Exercise goal: Filter the entries, keeping every line with the string "Company".

Dataset rows for apps and sites:
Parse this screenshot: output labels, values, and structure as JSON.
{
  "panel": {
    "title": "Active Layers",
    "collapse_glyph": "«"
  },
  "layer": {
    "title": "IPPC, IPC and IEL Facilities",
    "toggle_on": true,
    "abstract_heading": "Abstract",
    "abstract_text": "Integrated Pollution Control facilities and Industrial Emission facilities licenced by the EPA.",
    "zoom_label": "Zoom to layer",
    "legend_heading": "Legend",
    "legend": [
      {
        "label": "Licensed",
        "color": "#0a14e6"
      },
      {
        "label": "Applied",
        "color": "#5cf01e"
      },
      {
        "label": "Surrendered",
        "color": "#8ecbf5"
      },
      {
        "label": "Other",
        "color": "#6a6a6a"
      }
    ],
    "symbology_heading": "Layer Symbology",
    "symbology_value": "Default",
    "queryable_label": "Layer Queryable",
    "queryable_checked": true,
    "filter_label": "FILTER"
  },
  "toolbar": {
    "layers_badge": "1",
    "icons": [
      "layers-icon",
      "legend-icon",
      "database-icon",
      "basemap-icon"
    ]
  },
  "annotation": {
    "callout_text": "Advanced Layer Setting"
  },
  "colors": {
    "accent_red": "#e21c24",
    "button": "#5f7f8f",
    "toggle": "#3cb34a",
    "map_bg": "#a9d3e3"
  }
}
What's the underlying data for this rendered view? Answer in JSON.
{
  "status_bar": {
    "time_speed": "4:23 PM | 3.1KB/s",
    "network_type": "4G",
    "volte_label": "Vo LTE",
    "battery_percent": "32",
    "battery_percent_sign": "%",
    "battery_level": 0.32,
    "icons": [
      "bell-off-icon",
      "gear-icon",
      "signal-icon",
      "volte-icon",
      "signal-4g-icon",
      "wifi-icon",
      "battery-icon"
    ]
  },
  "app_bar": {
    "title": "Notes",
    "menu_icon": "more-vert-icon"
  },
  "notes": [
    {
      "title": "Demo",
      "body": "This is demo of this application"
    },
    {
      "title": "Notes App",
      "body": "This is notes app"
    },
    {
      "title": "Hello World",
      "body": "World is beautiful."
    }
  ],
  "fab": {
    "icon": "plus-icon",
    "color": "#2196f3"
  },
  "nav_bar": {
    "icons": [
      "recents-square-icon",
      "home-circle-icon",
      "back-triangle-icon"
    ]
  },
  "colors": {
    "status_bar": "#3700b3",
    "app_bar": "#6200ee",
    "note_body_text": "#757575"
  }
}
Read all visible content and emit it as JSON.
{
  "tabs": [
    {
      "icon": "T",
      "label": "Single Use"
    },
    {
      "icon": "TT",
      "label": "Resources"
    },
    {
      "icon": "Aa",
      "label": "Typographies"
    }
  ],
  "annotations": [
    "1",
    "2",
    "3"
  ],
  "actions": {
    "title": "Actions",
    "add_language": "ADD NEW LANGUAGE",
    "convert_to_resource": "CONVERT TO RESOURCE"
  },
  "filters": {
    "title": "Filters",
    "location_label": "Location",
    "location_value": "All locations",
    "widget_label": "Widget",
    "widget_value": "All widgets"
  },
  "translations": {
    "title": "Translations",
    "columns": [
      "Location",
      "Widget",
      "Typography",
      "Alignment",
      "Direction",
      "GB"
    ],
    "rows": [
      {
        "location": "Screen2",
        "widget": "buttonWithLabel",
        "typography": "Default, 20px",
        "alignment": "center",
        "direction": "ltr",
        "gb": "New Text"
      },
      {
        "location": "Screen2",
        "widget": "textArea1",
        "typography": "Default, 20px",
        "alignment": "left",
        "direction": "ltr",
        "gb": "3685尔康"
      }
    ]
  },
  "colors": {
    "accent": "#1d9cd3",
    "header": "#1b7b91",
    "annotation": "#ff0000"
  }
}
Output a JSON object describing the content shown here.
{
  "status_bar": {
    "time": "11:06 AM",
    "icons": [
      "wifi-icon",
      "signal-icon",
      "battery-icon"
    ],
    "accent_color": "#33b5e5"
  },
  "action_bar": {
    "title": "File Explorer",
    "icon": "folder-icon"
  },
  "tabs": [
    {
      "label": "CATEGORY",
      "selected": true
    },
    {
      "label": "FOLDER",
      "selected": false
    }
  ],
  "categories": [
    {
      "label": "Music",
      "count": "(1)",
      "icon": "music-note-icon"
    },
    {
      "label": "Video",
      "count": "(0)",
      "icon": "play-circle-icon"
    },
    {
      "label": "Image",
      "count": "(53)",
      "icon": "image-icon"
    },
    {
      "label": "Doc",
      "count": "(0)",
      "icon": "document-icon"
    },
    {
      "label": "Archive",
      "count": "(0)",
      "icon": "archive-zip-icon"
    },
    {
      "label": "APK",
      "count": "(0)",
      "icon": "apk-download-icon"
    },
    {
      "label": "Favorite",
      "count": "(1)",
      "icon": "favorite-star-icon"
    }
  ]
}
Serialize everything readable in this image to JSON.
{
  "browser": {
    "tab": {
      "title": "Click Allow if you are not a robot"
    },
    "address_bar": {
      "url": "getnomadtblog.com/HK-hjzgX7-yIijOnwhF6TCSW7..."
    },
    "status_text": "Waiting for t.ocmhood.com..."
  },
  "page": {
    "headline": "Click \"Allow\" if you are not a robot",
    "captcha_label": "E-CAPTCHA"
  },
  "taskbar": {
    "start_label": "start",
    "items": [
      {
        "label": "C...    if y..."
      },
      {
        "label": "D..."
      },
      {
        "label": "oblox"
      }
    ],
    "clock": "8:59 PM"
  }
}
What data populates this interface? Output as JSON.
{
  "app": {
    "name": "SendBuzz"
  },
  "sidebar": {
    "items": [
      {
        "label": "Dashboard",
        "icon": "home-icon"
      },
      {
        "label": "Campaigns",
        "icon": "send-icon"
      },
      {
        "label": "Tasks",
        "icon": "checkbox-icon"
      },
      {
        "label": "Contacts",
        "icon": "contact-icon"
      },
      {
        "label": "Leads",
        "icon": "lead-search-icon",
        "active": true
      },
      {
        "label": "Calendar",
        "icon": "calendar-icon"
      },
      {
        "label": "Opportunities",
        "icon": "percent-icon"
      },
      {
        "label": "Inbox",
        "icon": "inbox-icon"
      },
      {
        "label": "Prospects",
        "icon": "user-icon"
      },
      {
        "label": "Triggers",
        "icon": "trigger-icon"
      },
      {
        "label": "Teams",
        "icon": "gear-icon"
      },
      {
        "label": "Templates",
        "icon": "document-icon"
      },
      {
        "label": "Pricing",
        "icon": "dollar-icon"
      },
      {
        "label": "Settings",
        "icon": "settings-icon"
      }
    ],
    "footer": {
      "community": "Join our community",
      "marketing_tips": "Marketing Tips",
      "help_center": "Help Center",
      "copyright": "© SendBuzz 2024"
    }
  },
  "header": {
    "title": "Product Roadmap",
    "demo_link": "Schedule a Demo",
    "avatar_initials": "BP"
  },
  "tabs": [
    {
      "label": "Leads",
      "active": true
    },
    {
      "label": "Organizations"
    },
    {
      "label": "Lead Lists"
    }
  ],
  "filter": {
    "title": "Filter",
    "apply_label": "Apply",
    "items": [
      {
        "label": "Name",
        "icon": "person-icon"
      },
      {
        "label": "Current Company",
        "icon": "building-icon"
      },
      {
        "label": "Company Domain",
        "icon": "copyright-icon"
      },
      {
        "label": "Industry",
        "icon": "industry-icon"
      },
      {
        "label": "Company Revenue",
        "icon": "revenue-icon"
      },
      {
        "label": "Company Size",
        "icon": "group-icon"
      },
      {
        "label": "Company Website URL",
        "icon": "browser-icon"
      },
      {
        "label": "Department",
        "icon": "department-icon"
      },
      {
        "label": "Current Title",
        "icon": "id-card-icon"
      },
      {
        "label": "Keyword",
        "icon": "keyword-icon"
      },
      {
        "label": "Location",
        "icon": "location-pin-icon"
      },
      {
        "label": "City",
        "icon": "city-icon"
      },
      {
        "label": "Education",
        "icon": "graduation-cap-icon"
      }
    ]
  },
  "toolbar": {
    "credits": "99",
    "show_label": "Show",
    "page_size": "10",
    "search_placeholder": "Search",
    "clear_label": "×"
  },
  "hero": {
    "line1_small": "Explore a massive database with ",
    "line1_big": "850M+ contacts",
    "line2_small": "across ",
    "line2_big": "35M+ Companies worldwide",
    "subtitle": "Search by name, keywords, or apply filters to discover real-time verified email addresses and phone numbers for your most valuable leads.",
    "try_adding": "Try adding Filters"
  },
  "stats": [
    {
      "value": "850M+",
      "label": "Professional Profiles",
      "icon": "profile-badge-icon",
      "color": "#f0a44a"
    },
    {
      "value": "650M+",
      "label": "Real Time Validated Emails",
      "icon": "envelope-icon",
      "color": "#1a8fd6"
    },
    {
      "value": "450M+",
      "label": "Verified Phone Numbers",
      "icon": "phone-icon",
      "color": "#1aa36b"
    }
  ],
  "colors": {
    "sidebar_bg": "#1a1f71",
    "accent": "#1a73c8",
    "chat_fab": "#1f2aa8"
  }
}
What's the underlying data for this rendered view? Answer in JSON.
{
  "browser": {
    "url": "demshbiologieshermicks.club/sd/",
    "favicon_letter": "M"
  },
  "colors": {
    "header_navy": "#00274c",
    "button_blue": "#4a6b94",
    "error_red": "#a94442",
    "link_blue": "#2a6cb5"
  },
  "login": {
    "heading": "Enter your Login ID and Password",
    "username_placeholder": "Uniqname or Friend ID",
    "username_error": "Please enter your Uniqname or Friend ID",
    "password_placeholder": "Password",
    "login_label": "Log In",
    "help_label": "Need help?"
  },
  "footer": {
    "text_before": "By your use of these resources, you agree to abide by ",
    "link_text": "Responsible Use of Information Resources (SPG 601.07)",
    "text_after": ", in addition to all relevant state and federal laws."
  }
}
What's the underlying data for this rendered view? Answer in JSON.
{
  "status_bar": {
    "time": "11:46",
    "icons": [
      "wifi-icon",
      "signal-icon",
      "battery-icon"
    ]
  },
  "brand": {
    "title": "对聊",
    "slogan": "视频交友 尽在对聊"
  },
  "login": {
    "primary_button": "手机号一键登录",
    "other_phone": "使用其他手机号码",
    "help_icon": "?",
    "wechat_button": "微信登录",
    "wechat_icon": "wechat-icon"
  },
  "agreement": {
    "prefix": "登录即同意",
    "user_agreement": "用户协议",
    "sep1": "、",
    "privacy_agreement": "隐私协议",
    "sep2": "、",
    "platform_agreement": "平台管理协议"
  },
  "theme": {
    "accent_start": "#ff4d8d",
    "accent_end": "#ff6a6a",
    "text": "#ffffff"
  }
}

Answer section:
        "label": "Current Company",
        "label": "Company Domain",
        "label": "Company Revenue",
        "label": "Company Size",
        "label": "Company Website URL",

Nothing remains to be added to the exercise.